TASK ITEM » From the first line to the last, write out the records exactly, leaving the pictures behind.

Excerpts from an interface dataset »
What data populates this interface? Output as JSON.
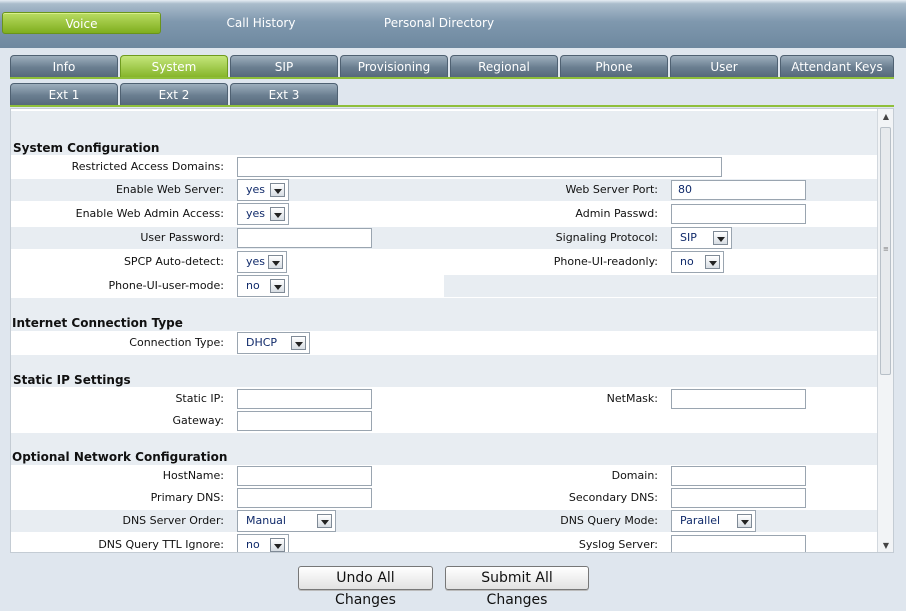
{
  "top_nav": [
    {
      "label": "Voice",
      "active": true
    },
    {
      "label": "Call History",
      "active": false
    },
    {
      "label": "Personal Directory",
      "active": false
    }
  ],
  "tabs_row1": [
    {
      "label": "Info",
      "active": false
    },
    {
      "label": "System",
      "active": true
    },
    {
      "label": "SIP",
      "active": false
    },
    {
      "label": "Provisioning",
      "active": false
    },
    {
      "label": "Regional",
      "active": false
    },
    {
      "label": "Phone",
      "active": false
    },
    {
      "label": "User",
      "active": false
    },
    {
      "label": "Attendant Keys",
      "active": false
    }
  ],
  "tabs_row2": [
    {
      "label": "Ext 1"
    },
    {
      "label": "Ext 2"
    },
    {
      "label": "Ext 3"
    }
  ],
  "sections": {
    "system_configuration": "System Configuration",
    "internet_connection_type": "Internet Connection Type",
    "static_ip_settings": "Static IP Settings",
    "optional_network_configuration": "Optional Network Configuration"
  },
  "fields": {
    "restricted_access_domains": {
      "label": "Restricted Access Domains:",
      "value": ""
    },
    "enable_web_server": {
      "label": "Enable Web Server:",
      "value": "yes"
    },
    "web_server_port": {
      "label": "Web Server Port:",
      "value": "80"
    },
    "enable_web_admin_access": {
      "label": "Enable Web Admin Access:",
      "value": "yes"
    },
    "admin_passwd": {
      "label": "Admin Passwd:",
      "value": ""
    },
    "user_password": {
      "label": "User Password:",
      "value": ""
    },
    "signaling_protocol": {
      "label": "Signaling Protocol:",
      "value": "SIP"
    },
    "spcp_auto_detect": {
      "label": "SPCP Auto-detect:",
      "value": "yes"
    },
    "phone_ui_readonly": {
      "label": "Phone-UI-readonly:",
      "value": "no"
    },
    "phone_ui_user_mode": {
      "label": "Phone-UI-user-mode:",
      "value": "no"
    },
    "connection_type": {
      "label": "Connection Type:",
      "value": "DHCP"
    },
    "static_ip": {
      "label": "Static IP:",
      "value": ""
    },
    "netmask": {
      "label": "NetMask:",
      "value": ""
    },
    "gateway": {
      "label": "Gateway:",
      "value": ""
    },
    "hostname": {
      "label": "HostName:",
      "value": ""
    },
    "domain": {
      "label": "Domain:",
      "value": ""
    },
    "primary_dns": {
      "label": "Primary DNS:",
      "value": ""
    },
    "secondary_dns": {
      "label": "Secondary DNS:",
      "value": ""
    },
    "dns_server_order": {
      "label": "DNS Server Order:",
      "value": "Manual"
    },
    "dns_query_mode": {
      "label": "DNS Query Mode:",
      "value": "Parallel"
    },
    "dns_query_ttl_ignore": {
      "label": "DNS Query TTL Ignore:",
      "value": "no"
    },
    "syslog_server": {
      "label": "Syslog Server:",
      "value": ""
    }
  },
  "buttons": {
    "undo": "Undo All Changes",
    "submit": "Submit All Changes"
  },
  "colors": {
    "active_tab": "#86b52a",
    "tab": "#6a7e90",
    "row_shade": "#e8edf2",
    "field_text": "#102a6a"
  }
}
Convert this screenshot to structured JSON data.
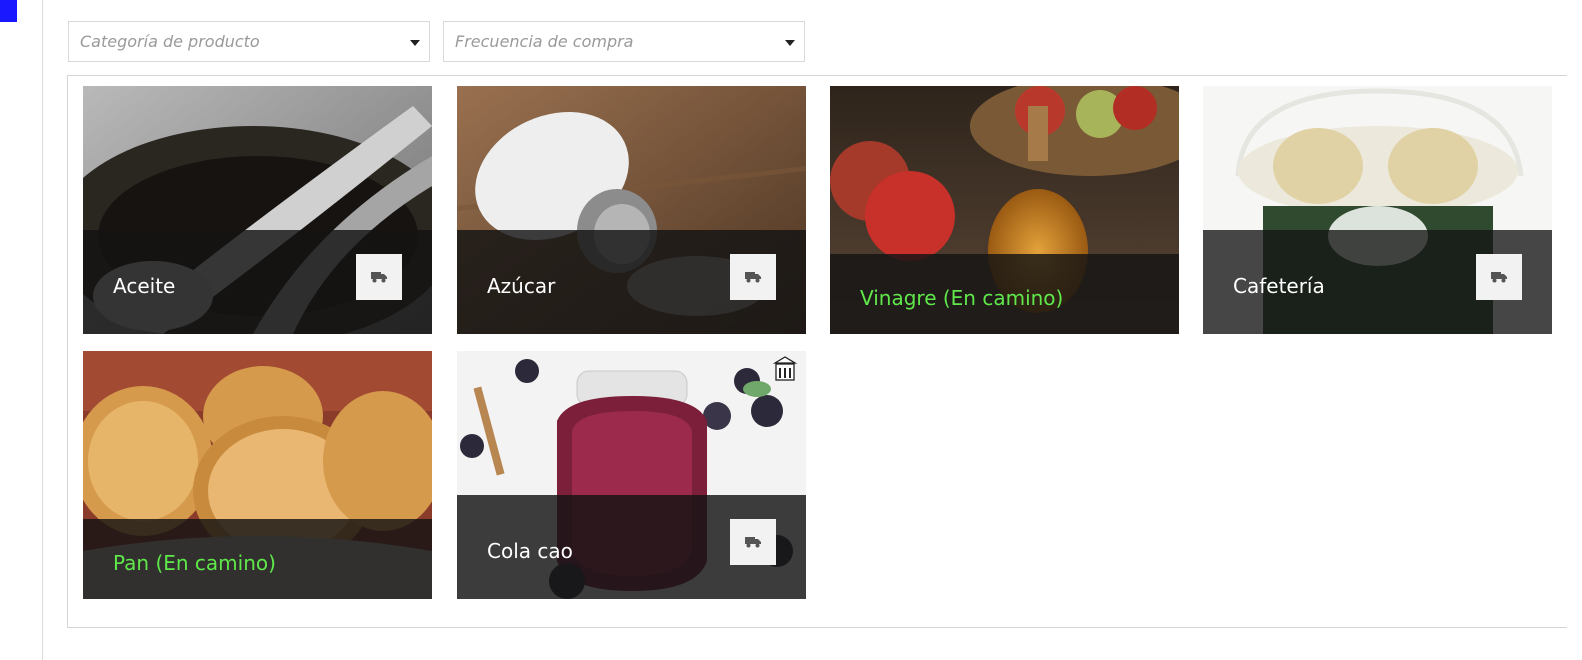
{
  "filters": {
    "category_placeholder": "Categoría de producto",
    "frequency_placeholder": "Frecuencia de compra"
  },
  "products": [
    {
      "name": "Aceite",
      "status": "available",
      "icon": "truck-icon"
    },
    {
      "name": "Azúcar",
      "status": "available",
      "icon": "truck-icon"
    },
    {
      "name": "Vinagre (En camino)",
      "status": "in-transit"
    },
    {
      "name": "Cafetería",
      "status": "available",
      "icon": "truck-icon"
    },
    {
      "name": "Pan (En camino)",
      "status": "in-transit"
    },
    {
      "name": "Cola cao",
      "status": "available",
      "icon": "truck-icon",
      "badge": "store-icon"
    }
  ],
  "colors": {
    "accent_marker": "#1a18ff",
    "in_transit_text": "#5fe84a",
    "overlay": "#141414"
  }
}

EXERCISE ANSWER »
What data populates this interface? Output as JSON.
{
  "top_nav": [
    {
      "label": "Voice",
      "active": true
    },
    {
      "label": "Call History",
      "active": false
    },
    {
      "label": "Personal Directory",
      "active": false
    }
  ],
  "tabs_row1": [
    {
      "label": "Info",
      "active": false
    },
    {
      "label": "System",
      "active": true
    },
    {
      "label": "SIP",
      "active": false
    },
    {
      "label": "Provisioning",
      "active": false
    },
    {
      "label": "Regional",
      "active": false
    },
    {
      "label": "Phone",
      "active": false
    },
    {
      "label": "User",
      "active": false
    },
    {
      "label": "Attendant Keys",
      "active": false
    }
  ],
  "tabs_row2": [
    {
      "label": "Ext 1"
    },
    {
      "label": "Ext 2"
    },
    {
      "label": "Ext 3"
    }
  ],
  "sections": {
    "system_configuration": "System Configuration",
    "internet_connection_type": "Internet Connection Type",
    "static_ip_settings": "Static IP Settings",
    "optional_network_configuration": "Optional Network Configuration"
  },
  "fields": {
    "restricted_access_domains": {
      "label": "Restricted Access Domains:",
      "value": ""
    },
    "enable_web_server": {
      "label": "Enable Web Server:",
      "value": "yes"
    },
    "web_server_port": {
      "label": "Web Server Port:",
      "value": "80"
    },
    "enable_web_admin_access": {
      "label": "Enable Web Admin Access:",
      "value": "yes"
    },
    "admin_passwd": {
      "label": "Admin Passwd:",
      "value": ""
    },
    "user_password": {
      "label": "User Password:",
      "value": ""
    },
    "signaling_protocol": {
      "label": "Signaling Protocol:",
      "value": "SIP"
    },
    "spcp_auto_detect": {
      "label": "SPCP Auto-detect:",
      "value": "yes"
    },
    "phone_ui_readonly": {
      "label": "Phone-UI-readonly:",
      "value": "no"
    },
    "phone_ui_user_mode": {
      "label": "Phone-UI-user-mode:",
      "value": "no"
    },
    "connection_type": {
      "label": "Connection Type:",
      "value": "DHCP"
    },
    "static_ip": {
      "label": "Static IP:",
      "value": ""
    },
    "netmask": {
      "label": "NetMask:",
      "value": ""
    },
    "gateway": {
      "label": "Gateway:",
      "value": ""
    },
    "hostname": {
      "label": "HostName:",
      "value": ""
    },
    "domain": {
      "label": "Domain:",
      "value": ""
    },
    "primary_dns": {
      "label": "Primary DNS:",
      "value": ""
    },
    "secondary_dns": {
      "label": "Secondary DNS:",
      "value": ""
    },
    "dns_server_order": {
      "label": "DNS Server Order:",
      "value": "Manual"
    },
    "dns_query_mode": {
      "label": "DNS Query Mode:",
      "value": "Parallel"
    },
    "dns_query_ttl_ignore": {
      "label": "DNS Query TTL Ignore:",
      "value": "no"
    },
    "syslog_server": {
      "label": "Syslog Server:",
      "value": ""
    }
  },
  "buttons": {
    "undo": "Undo All Changes",
    "submit": "Submit All Changes"
  },
  "colors": {
    "active_tab": "#86b52a",
    "tab": "#6a7e90",
    "row_shade": "#e8edf2",
    "field_text": "#102a6a"
  }
}
Convert this screenshot to structured JSON data.
{
  "filters": {
    "category_placeholder": "Categoría de producto",
    "frequency_placeholder": "Frecuencia de compra"
  },
  "products": [
    {
      "name": "Aceite",
      "status": "available",
      "icon": "truck-icon"
    },
    {
      "name": "Azúcar",
      "status": "available",
      "icon": "truck-icon"
    },
    {
      "name": "Vinagre (En camino)",
      "status": "in-transit"
    },
    {
      "name": "Cafetería",
      "status": "available",
      "icon": "truck-icon"
    },
    {
      "name": "Pan (En camino)",
      "status": "in-transit"
    },
    {
      "name": "Cola cao",
      "status": "available",
      "icon": "truck-icon",
      "badge": "store-icon"
    }
  ],
  "colors": {
    "accent_marker": "#1a18ff",
    "in_transit_text": "#5fe84a",
    "overlay": "#141414"
  }
}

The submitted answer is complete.